REQUIRED ACTION = From top to bottom, restate the entries below word for word.

Records from a dataset:
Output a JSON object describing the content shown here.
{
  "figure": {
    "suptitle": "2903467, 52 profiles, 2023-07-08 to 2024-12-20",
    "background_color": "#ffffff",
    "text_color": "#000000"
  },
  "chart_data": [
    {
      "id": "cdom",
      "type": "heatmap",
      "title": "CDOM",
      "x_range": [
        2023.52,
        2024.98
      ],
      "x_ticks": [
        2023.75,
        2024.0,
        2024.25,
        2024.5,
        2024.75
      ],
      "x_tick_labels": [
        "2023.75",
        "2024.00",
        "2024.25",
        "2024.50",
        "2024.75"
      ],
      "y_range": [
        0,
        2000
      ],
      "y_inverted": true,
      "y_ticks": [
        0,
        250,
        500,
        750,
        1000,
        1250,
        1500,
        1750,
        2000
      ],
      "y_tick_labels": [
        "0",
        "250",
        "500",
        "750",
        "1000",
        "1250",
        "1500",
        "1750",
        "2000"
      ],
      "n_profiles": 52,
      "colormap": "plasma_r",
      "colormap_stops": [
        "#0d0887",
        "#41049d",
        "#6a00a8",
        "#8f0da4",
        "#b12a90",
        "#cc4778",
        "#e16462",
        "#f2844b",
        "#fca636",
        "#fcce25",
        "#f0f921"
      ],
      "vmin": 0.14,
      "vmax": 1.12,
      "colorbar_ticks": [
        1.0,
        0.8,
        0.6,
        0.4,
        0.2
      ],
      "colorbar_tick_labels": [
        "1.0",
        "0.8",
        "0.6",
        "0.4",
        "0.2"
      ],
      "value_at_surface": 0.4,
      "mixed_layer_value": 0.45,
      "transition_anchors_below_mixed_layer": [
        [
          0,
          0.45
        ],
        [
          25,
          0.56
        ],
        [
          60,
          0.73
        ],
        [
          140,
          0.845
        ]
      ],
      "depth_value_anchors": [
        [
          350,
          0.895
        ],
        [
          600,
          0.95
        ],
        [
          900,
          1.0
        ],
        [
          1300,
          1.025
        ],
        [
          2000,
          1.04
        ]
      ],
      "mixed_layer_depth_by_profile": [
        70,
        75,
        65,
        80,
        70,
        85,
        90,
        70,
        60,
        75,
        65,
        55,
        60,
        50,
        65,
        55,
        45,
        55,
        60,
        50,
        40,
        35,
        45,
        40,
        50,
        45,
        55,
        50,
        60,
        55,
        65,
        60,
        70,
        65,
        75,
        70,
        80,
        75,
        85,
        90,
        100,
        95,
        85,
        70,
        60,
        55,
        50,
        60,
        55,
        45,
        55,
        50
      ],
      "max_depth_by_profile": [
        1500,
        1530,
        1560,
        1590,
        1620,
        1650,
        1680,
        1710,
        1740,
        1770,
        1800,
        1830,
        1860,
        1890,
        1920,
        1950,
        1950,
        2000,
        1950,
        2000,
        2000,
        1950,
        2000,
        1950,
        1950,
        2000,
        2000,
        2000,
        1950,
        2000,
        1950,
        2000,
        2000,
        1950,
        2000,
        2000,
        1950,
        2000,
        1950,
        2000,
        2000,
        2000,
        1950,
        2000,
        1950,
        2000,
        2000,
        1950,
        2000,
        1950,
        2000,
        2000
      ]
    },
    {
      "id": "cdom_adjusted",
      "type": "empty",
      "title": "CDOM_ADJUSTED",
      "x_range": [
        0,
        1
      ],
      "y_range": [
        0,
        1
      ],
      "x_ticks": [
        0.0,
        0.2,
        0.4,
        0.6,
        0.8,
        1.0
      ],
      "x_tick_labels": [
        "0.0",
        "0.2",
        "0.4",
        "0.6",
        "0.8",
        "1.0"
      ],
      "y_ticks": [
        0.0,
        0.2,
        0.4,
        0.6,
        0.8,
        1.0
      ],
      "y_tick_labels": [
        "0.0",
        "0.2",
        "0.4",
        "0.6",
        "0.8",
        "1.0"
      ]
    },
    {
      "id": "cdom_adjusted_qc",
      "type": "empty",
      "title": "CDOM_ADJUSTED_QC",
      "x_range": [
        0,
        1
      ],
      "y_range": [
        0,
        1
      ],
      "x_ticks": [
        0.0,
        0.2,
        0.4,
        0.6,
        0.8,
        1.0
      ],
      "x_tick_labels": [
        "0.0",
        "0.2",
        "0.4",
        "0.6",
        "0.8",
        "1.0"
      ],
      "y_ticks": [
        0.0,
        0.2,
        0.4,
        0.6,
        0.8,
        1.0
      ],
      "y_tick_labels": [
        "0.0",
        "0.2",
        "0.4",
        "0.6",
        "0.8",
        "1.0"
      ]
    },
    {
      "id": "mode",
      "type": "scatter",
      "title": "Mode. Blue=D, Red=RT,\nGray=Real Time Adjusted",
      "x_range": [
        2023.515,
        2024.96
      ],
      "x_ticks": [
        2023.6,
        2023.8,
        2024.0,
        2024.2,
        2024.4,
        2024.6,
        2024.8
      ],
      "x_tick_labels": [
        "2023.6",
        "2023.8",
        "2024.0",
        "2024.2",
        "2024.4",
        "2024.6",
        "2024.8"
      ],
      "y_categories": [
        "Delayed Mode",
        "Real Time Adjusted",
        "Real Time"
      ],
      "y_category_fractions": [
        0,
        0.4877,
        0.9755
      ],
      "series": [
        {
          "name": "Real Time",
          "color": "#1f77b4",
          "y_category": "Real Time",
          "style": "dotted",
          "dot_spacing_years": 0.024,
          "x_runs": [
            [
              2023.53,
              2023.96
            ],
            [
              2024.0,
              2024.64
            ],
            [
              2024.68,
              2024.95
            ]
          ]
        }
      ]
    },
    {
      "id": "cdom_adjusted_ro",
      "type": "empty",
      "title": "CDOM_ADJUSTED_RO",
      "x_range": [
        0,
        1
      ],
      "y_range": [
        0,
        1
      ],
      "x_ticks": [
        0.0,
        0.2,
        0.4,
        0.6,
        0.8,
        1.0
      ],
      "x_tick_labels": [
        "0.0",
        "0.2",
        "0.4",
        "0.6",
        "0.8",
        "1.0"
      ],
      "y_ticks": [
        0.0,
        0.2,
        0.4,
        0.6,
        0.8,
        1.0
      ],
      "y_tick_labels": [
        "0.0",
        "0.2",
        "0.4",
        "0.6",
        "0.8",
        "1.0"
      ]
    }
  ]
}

EXPECTED ANSWER =
Output a JSON object describing the content shown here.
{
  "figure": {
    "suptitle": "2903467, 52 profiles, 2023-07-08 to 2024-12-20",
    "background_color": "#ffffff",
    "text_color": "#000000"
  },
  "chart_data": [
    {
      "id": "cdom",
      "type": "heatmap",
      "title": "CDOM",
      "x_range": [
        2023.52,
        2024.98
      ],
      "x_ticks": [
        2023.75,
        2024.0,
        2024.25,
        2024.5,
        2024.75
      ],
      "x_tick_labels": [
        "2023.75",
        "2024.00",
        "2024.25",
        "2024.50",
        "2024.75"
      ],
      "y_range": [
        0,
        2000
      ],
      "y_inverted": true,
      "y_ticks": [
        0,
        250,
        500,
        750,
        1000,
        1250,
        1500,
        1750,
        2000
      ],
      "y_tick_labels": [
        "0",
        "250",
        "500",
        "750",
        "1000",
        "1250",
        "1500",
        "1750",
        "2000"
      ],
      "n_profiles": 52,
      "colormap": "plasma_r",
      "colormap_stops": [
        "#0d0887",
        "#41049d",
        "#6a00a8",
        "#8f0da4",
        "#b12a90",
        "#cc4778",
        "#e16462",
        "#f2844b",
        "#fca636",
        "#fcce25",
        "#f0f921"
      ],
      "vmin": 0.14,
      "vmax": 1.12,
      "colorbar_ticks": [
        1.0,
        0.8,
        0.6,
        0.4,
        0.2
      ],
      "colorbar_tick_labels": [
        "1.0",
        "0.8",
        "0.6",
        "0.4",
        "0.2"
      ],
      "value_at_surface": 0.4,
      "mixed_layer_value": 0.45,
      "transition_anchors_below_mixed_layer": [
        [
          0,
          0.45
        ],
        [
          25,
          0.56
        ],
        [
          60,
          0.73
        ],
        [
          140,
          0.845
        ]
      ],
      "depth_value_anchors": [
        [
          350,
          0.895
        ],
        [
          600,
          0.95
        ],
        [
          900,
          1.0
        ],
        [
          1300,
          1.025
        ],
        [
          2000,
          1.04
        ]
      ],
      "mixed_layer_depth_by_profile": [
        70,
        75,
        65,
        80,
        70,
        85,
        90,
        70,
        60,
        75,
        65,
        55,
        60,
        50,
        65,
        55,
        45,
        55,
        60,
        50,
        40,
        35,
        45,
        40,
        50,
        45,
        55,
        50,
        60,
        55,
        65,
        60,
        70,
        65,
        75,
        70,
        80,
        75,
        85,
        90,
        100,
        95,
        85,
        70,
        60,
        55,
        50,
        60,
        55,
        45,
        55,
        50
      ],
      "max_depth_by_profile": [
        1500,
        1530,
        1560,
        1590,
        1620,
        1650,
        1680,
        1710,
        1740,
        1770,
        1800,
        1830,
        1860,
        1890,
        1920,
        1950,
        1950,
        2000,
        1950,
        2000,
        2000,
        1950,
        2000,
        1950,
        1950,
        2000,
        2000,
        2000,
        1950,
        2000,
        1950,
        2000,
        2000,
        1950,
        2000,
        2000,
        1950,
        2000,
        1950,
        2000,
        2000,
        2000,
        1950,
        2000,
        1950,
        2000,
        2000,
        1950,
        2000,
        1950,
        2000,
        2000
      ]
    },
    {
      "id": "cdom_adjusted",
      "type": "empty",
      "title": "CDOM_ADJUSTED",
      "x_range": [
        0,
        1
      ],
      "y_range": [
        0,
        1
      ],
      "x_ticks": [
        0.0,
        0.2,
        0.4,
        0.6,
        0.8,
        1.0
      ],
      "x_tick_labels": [
        "0.0",
        "0.2",
        "0.4",
        "0.6",
        "0.8",
        "1.0"
      ],
      "y_ticks": [
        0.0,
        0.2,
        0.4,
        0.6,
        0.8,
        1.0
      ],
      "y_tick_labels": [
        "0.0",
        "0.2",
        "0.4",
        "0.6",
        "0.8",
        "1.0"
      ]
    },
    {
      "id": "cdom_adjusted_qc",
      "type": "empty",
      "title": "CDOM_ADJUSTED_QC",
      "x_range": [
        0,
        1
      ],
      "y_range": [
        0,
        1
      ],
      "x_ticks": [
        0.0,
        0.2,
        0.4,
        0.6,
        0.8,
        1.0
      ],
      "x_tick_labels": [
        "0.0",
        "0.2",
        "0.4",
        "0.6",
        "0.8",
        "1.0"
      ],
      "y_ticks": [
        0.0,
        0.2,
        0.4,
        0.6,
        0.8,
        1.0
      ],
      "y_tick_labels": [
        "0.0",
        "0.2",
        "0.4",
        "0.6",
        "0.8",
        "1.0"
      ]
    },
    {
      "id": "mode",
      "type": "scatter",
      "title": "Mode. Blue=D, Red=RT,\nGray=Real Time Adjusted",
      "x_range": [
        2023.515,
        2024.96
      ],
      "x_ticks": [
        2023.6,
        2023.8,
        2024.0,
        2024.2,
        2024.4,
        2024.6,
        2024.8
      ],
      "x_tick_labels": [
        "2023.6",
        "2023.8",
        "2024.0",
        "2024.2",
        "2024.4",
        "2024.6",
        "2024.8"
      ],
      "y_categories": [
        "Delayed Mode",
        "Real Time Adjusted",
        "Real Time"
      ],
      "y_category_fractions": [
        0,
        0.4877,
        0.9755
      ],
      "series": [
        {
          "name": "Real Time",
          "color": "#1f77b4",
          "y_category": "Real Time",
          "style": "dotted",
          "dot_spacing_years": 0.024,
          "x_runs": [
            [
              2023.53,
              2023.96
            ],
            [
              2024.0,
              2024.64
            ],
            [
              2024.68,
              2024.95
            ]
          ]
        }
      ]
    },
    {
      "id": "cdom_adjusted_ro",
      "type": "empty",
      "title": "CDOM_ADJUSTED_RO",
      "x_range": [
        0,
        1
      ],
      "y_range": [
        0,
        1
      ],
      "x_ticks": [
        0.0,
        0.2,
        0.4,
        0.6,
        0.8,
        1.0
      ],
      "x_tick_labels": [
        "0.0",
        "0.2",
        "0.4",
        "0.6",
        "0.8",
        "1.0"
      ],
      "y_ticks": [
        0.0,
        0.2,
        0.4,
        0.6,
        0.8,
        1.0
      ],
      "y_tick_labels": [
        "0.0",
        "0.2",
        "0.4",
        "0.6",
        "0.8",
        "1.0"
      ]
    }
  ]
}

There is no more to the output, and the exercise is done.